Time for another game of What’s-On-Our-iPod! First I’ll just say that our ipod touch remains our most beloved game platform, over the ps2, the nintendo DS, and running neck and neck with the PC only it probably wins because it has the added advantage of being mobile. As I’ve said before, I had no idea when I bought this little thing that I was buying a gaming machine, but gaming turns out to be one of it’s primary uses in our household, for our primary gamers, Luc, almost 5, and Sophie, 6 1/2. Here are some of the games they are most interested in these days…
These games are so cool. There is no winning or losing, and some people may not, as a result, even call them games. But since the kids are clearly playing when they do these little activities, I’m calling them games, so there. What am I talking about?
We have a bunch of these. Basically, you cook something, you decorate something with a myriad of toppings, and then you eat it. That’s it. Sounds like something that would last a few minutes, right? Well, it turns out that decorating and eating cupcakes or waffles or toast or tacos is endlessly interesting to little people. These games have stayed in constant usage for months. Sometimes they want to make the most beautiful (fanciful, gorgeous cake decorating or funny faces made out of vegetables in a salad bowl), or the most seasonally appropriate, or the most silly (sardines on your pancakes, anyone?), or the most outrageous (thirty scoops of ice cream on your Sunday, for example). When you eat your creation, by touching the screen, there is an audible crunch crunch sound and each touch takes out a bite-shaped chunk. The kids love this. Highly recommended.
I’ve written before about our love of this game on the pc. Well, it’s fun on the ipod touch, too. This is just a terrific game. Don’t hesitate.
This is a funny game, very engrossing, where you fire bird of differing capabilities into a puzzle/maze structure to get some greedy pigs. Sound silly? Of course it does. But the puzzles are cool and the solutions funny and surprising And the kids, Luc especially, and Paul, come to think of it, can fall into this game for a quite a while, figuring out solutions and strategies. Great game.

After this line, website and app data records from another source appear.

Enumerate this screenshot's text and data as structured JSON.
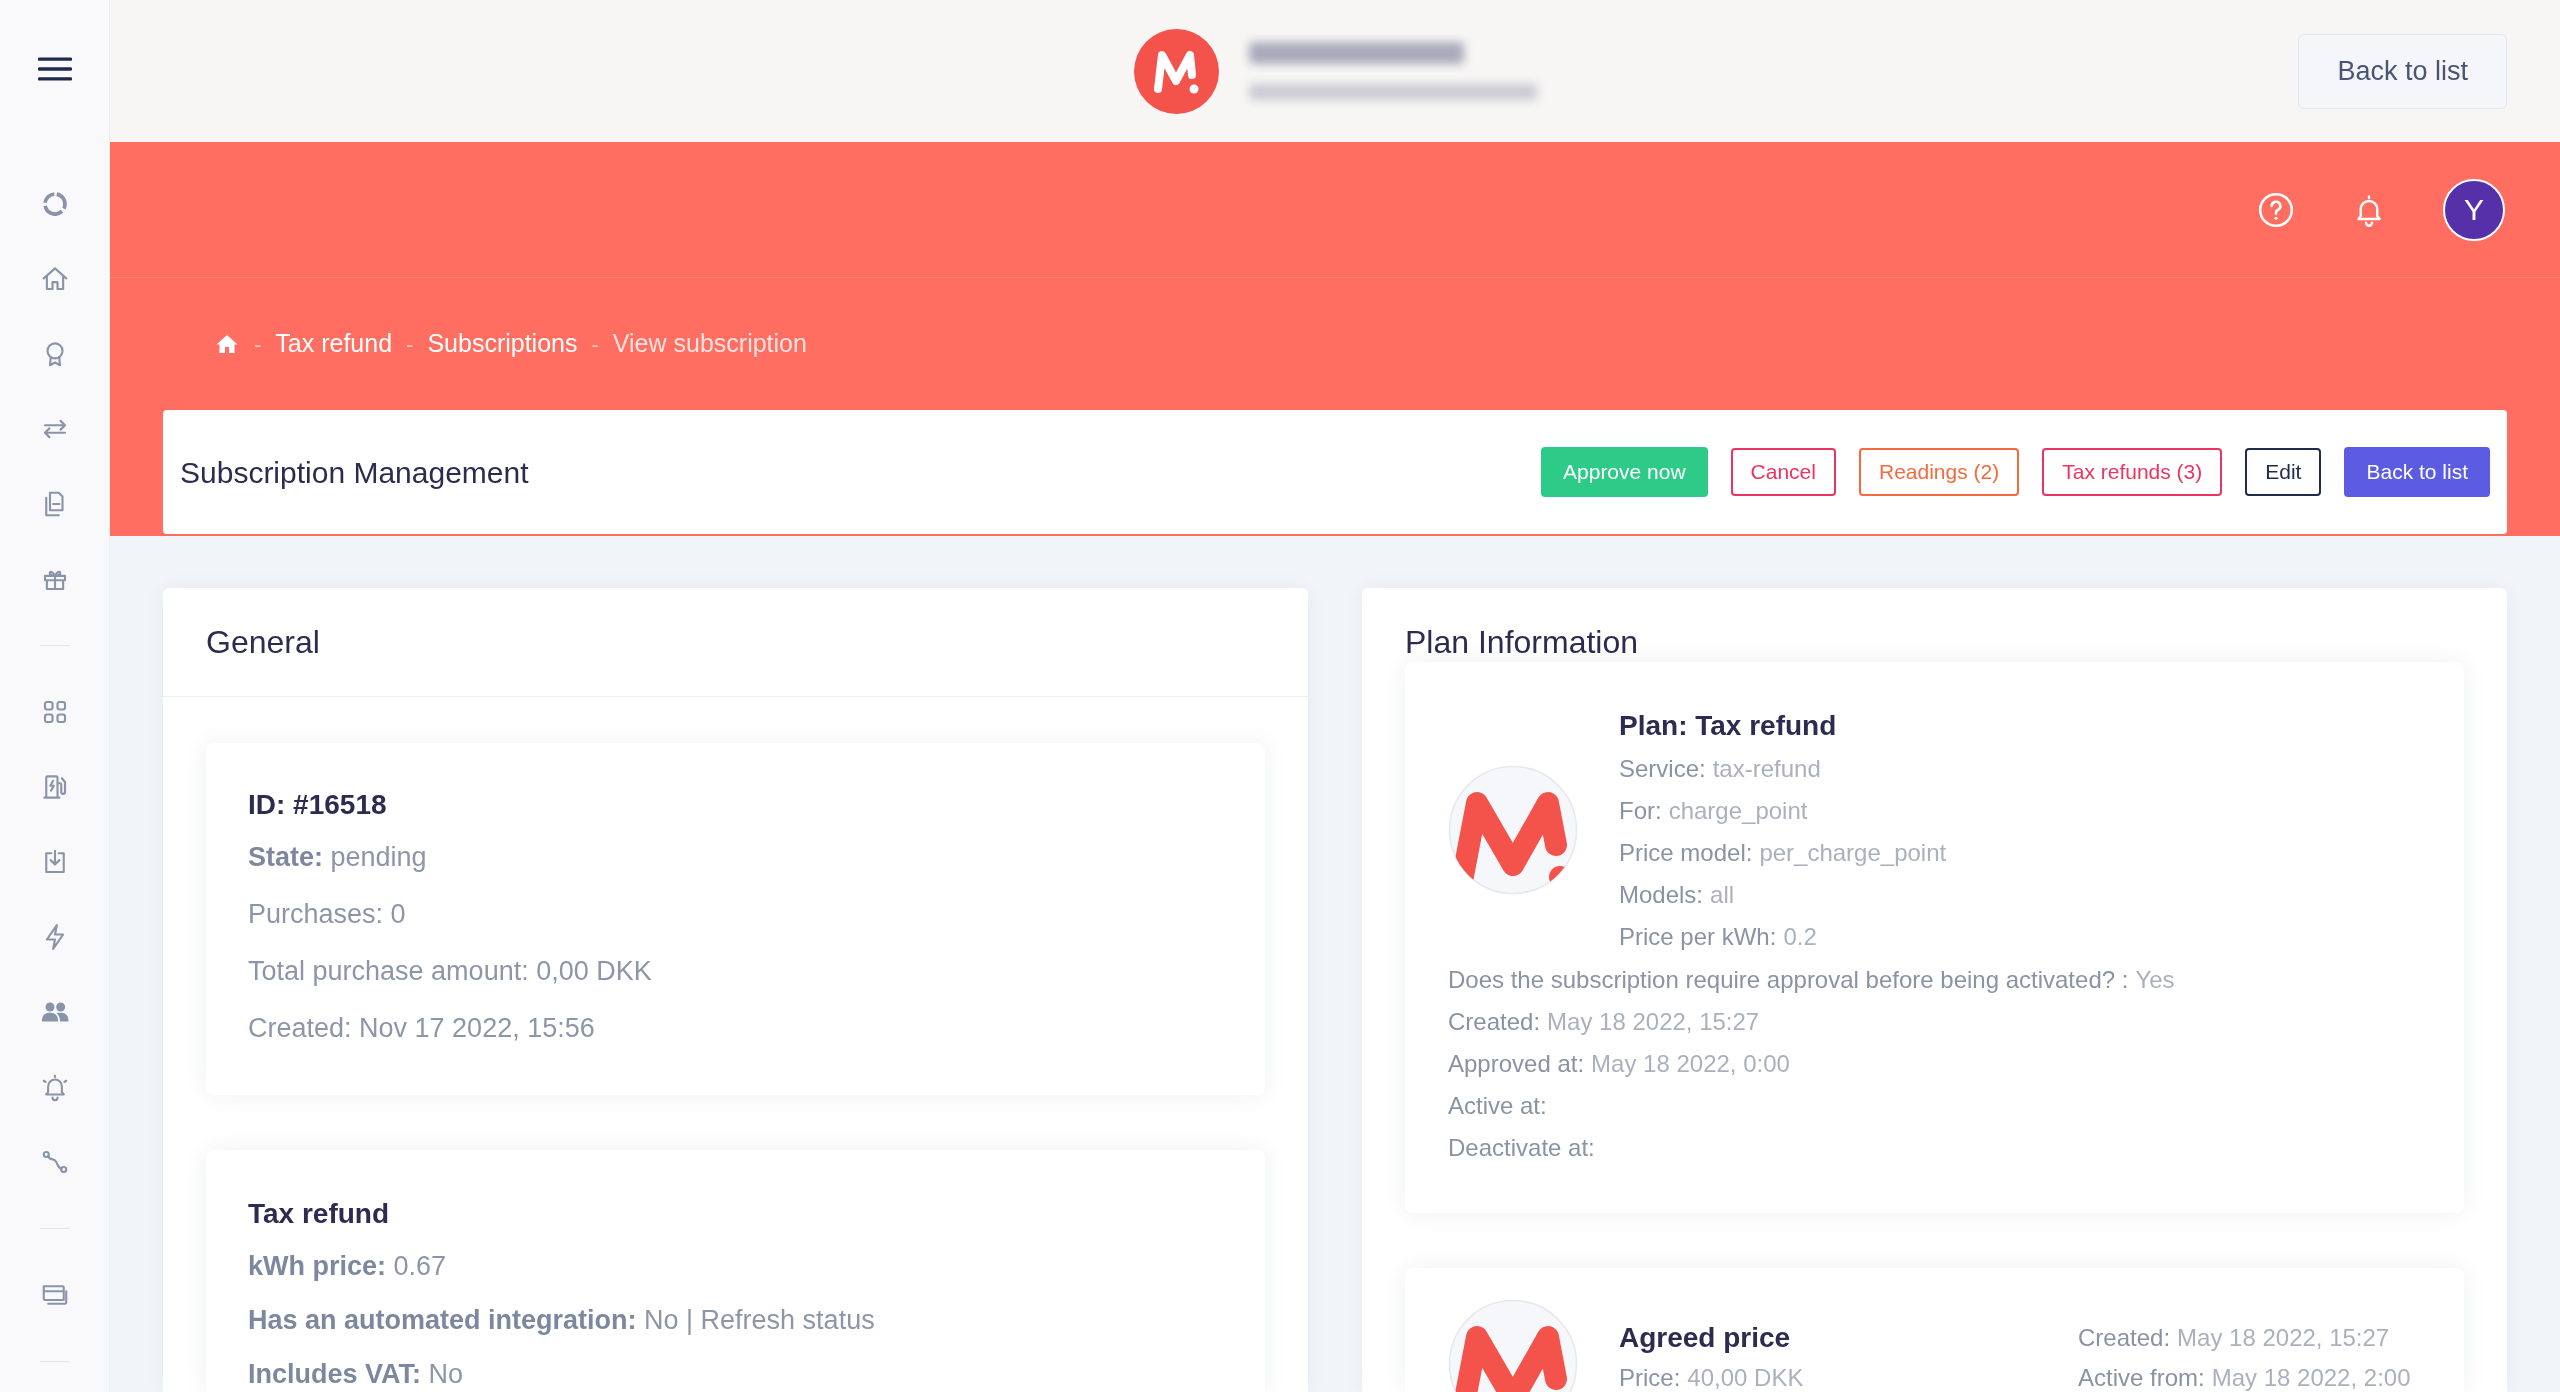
{
  "header": {
    "back_button": "Back to list"
  },
  "topbar": {
    "avatar": "Y"
  },
  "breadcrumb": {
    "items": [
      {
        "separator": "-",
        "label": "Tax refund",
        "current": false
      },
      {
        "separator": "-",
        "label": "Subscriptions",
        "current": false
      },
      {
        "separator": "-",
        "label": "View subscription",
        "current": true
      }
    ]
  },
  "page_header": {
    "title": "Subscription Management",
    "actions": [
      {
        "label": "Approve now",
        "kind": "solid",
        "color": "#2ecb88"
      },
      {
        "label": "Cancel",
        "kind": "outline",
        "color": "#ec3461"
      },
      {
        "label": "Readings (2)",
        "kind": "outline",
        "color": "#f56a3c"
      },
      {
        "label": "Tax refunds (3)",
        "kind": "outline",
        "color": "#ec3461"
      },
      {
        "label": "Edit",
        "kind": "outline",
        "color": "#1f2a4d"
      },
      {
        "label": "Back to list",
        "kind": "solid",
        "color": "#5b5ce2"
      }
    ]
  },
  "general": {
    "title": "General",
    "sections": [
      {
        "title": "ID: #16518",
        "lines": [
          "**State:** pending",
          "Purchases: 0",
          "Total purchase amount: 0,00 DKK",
          "Created: Nov 17 2022, 15:56"
        ]
      },
      {
        "title": "Tax refund",
        "lines": [
          "**kWh price:** 0.67",
          "**Has an automated integration:** No | Refresh status",
          "**Includes VAT:** No"
        ]
      }
    ]
  },
  "plan_information": {
    "title": "Plan Information",
    "plan": {
      "title": "Plan: Tax refund",
      "details": [
        {
          "label": "Service:",
          "value": "tax-refund"
        },
        {
          "label": "For:",
          "value": "charge_point"
        },
        {
          "label": "Price model:",
          "value": "per_charge_point"
        },
        {
          "label": "Models:",
          "value": "all"
        },
        {
          "label": "Price per kWh:",
          "value": "0.2"
        }
      ],
      "more": [
        {
          "label": "Does the subscription require approval before being activated? :",
          "value": "Yes"
        },
        {
          "label": "Created:",
          "value": "May 18 2022, 15:27"
        },
        {
          "label": "Approved at:",
          "value": "May 18 2022, 0:00"
        },
        {
          "label": "Active at:"
        },
        {
          "label": "Deactivate at:"
        }
      ]
    },
    "agreed_price": {
      "title": "Agreed price",
      "details": [
        {
          "label": "Price:",
          "value": "40,00 DKK"
        }
      ],
      "dates": [
        {
          "label": "Created:",
          "value": "May 18 2022, 15:27"
        },
        {
          "label": "Active from:",
          "value": "May 18 2022, 2:00"
        }
      ]
    }
  }
}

This is another process over ‘the win’ game. Basically, you make pots, that is, you draw clay on a wheel up into whatever shape you want, fire it, and glaze it. You can see the pots to buy more and different glaze patterns, categorized by location, say, Greek vase patterns vs. Japanese or Celtic or Egyptian, etc. Or you can keep your pots in a big collection. No winning or losing, just this semi-meditative pot creation. Sophie loves this game.
This game makes the kids giggle like maniacs, all the while they are interacting with this world, problem solving and making stuff happen. In this game, you are an all powerful god to a group of funny little villagers. You can be benevolent or wrathful, you can do whatever you want. You can help the little people fish or swim or you can feed them to the sharks and strike them with lightening. There is a TON of stuff to do on these little islands and the game is very open ended. Slingshot villagers into the volcano! Make a passing pelican poop on a villager’s head! Make the villager pick his nose! Cause the fish to be biting and let the villagers all get a good meal, then maybe whip up a tornado or a tsunami and wash it all away. This may sound destructive and harsh, but, as a previous addict of the ancient game Despair…
…where the only activity was doing terrible things to a bunch of tiny stick figures (oh my god, I loved that game) I understand the appeal of all-powerful destruction. It’s just pixels, no actual villagers are harmed in the playing of this game, and feeling powerful in a game is a great mood lifter. It does not translate into destructive behavior, only better jokes. That’s my experience, from myself and my kids, anyway. Terrific game.
Some other games that have been in mild rotation lately are Yumsters 2, Ninjatown, and Fling. Some games I’ve mentioned before that are still getting played are Trace, iWriteWords (which recently added numbers, too. Luc loves this game.), and Blowfish.
Have fun playing with your kids!